▸ **INFORMATION**
────────────────

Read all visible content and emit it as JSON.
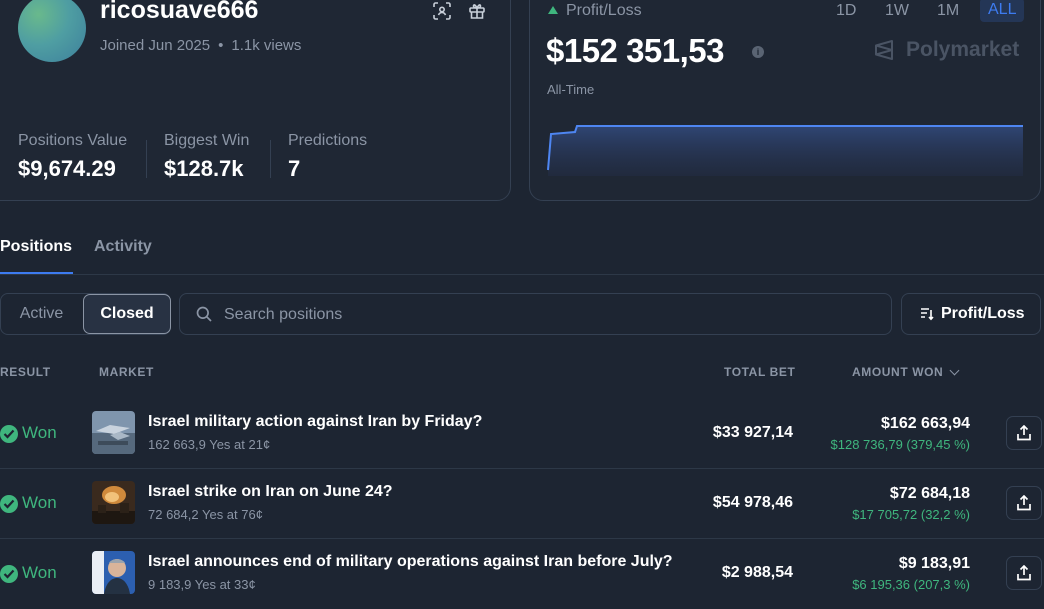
{
  "profile": {
    "username": "ricosuave666",
    "joined": "Joined Jun 2025",
    "views": "1.1k views",
    "stats": [
      {
        "label": "Positions Value",
        "value": "$9,674.29"
      },
      {
        "label": "Biggest Win",
        "value": "$128.7k"
      },
      {
        "label": "Predictions",
        "value": "7"
      }
    ]
  },
  "pnl": {
    "label": "Profit/Loss",
    "value": "$152 351,53",
    "period": "All-Time",
    "ranges": [
      "1D",
      "1W",
      "1M",
      "ALL"
    ],
    "active_range": "ALL",
    "brand": "Polymarket"
  },
  "tabs": [
    "Positions",
    "Activity"
  ],
  "active_tab": "Positions",
  "filters": {
    "active": "Active",
    "closed": "Closed",
    "selected": "Closed"
  },
  "search": {
    "placeholder": "Search positions",
    "value": ""
  },
  "sort": {
    "label": "Profit/Loss"
  },
  "columns": {
    "result": "RESULT",
    "market": "MARKET",
    "total_bet": "TOTAL BET",
    "amount_won": "AMOUNT WON"
  },
  "rows": [
    {
      "result": "Won",
      "title": "Israel military action against Iran by Friday?",
      "subtitle": "162 663,9 Yes at 21¢",
      "total_bet": "$33 927,14",
      "amount_won": "$162 663,94",
      "gain": "$128 736,79 (379,45 %)"
    },
    {
      "result": "Won",
      "title": "Israel strike on Iran on June 24?",
      "subtitle": "72 684,2 Yes at 76¢",
      "total_bet": "$54 978,46",
      "amount_won": "$72 684,18",
      "gain": "$17 705,72 (32,2 %)"
    },
    {
      "result": "Won",
      "title": "Israel announces end of military operations against Iran before July?",
      "subtitle": "9 183,9 Yes at 33¢",
      "total_bet": "$2 988,54",
      "amount_won": "$9 183,91",
      "gain": "$6 195,36 (207,3 %)"
    }
  ],
  "colors": {
    "accent": "#3d7bf0",
    "positive": "#3fb67e",
    "background": "#1d2532"
  }
}
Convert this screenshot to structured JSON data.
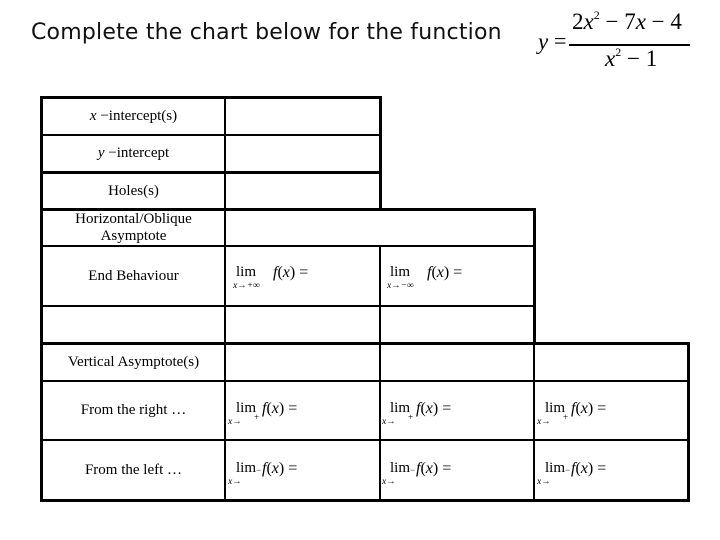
{
  "header": {
    "title": "Complete the chart below for the function",
    "formula": {
      "lhs": "y",
      "equals": "=",
      "numerator": "2x² − 7x − 4",
      "denominator": "x² − 1",
      "numerator_parts": [
        "2",
        "x",
        "2",
        " − 7",
        "x",
        " − 4"
      ],
      "denominator_parts": [
        "x",
        "2",
        " − 1"
      ]
    }
  },
  "table": {
    "rows": {
      "x_intercepts": {
        "var": "x",
        "label": " −intercept(s)"
      },
      "y_intercept": {
        "var": "y",
        "label": " −intercept"
      },
      "holes": {
        "label": "Holes(s)"
      },
      "asymptote": {
        "line1": "Horizontal/Oblique",
        "line2": "Asymptote"
      },
      "end_behaviour": {
        "label": "End Behaviour"
      },
      "vertical": {
        "label": "Vertical Asymptote(s)"
      },
      "from_right": {
        "label": "From the right …"
      },
      "from_left": {
        "label": "From the left …"
      }
    },
    "limits": {
      "word": "lim",
      "fx": "f(x) =",
      "end_pos_sub": "x→+∞",
      "end_neg_sub": "x→−∞",
      "arrow_sub": "x→",
      "plus": "+",
      "minus": "−"
    }
  }
}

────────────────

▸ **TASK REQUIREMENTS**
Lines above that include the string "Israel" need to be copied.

▸ **RESPONSE BOX**
      "title": "Israel military action against Iran by Friday?",
      "title": "Israel strike on Iran on June 24?",
      "title": "Israel announces end of military operations against Iran before July?",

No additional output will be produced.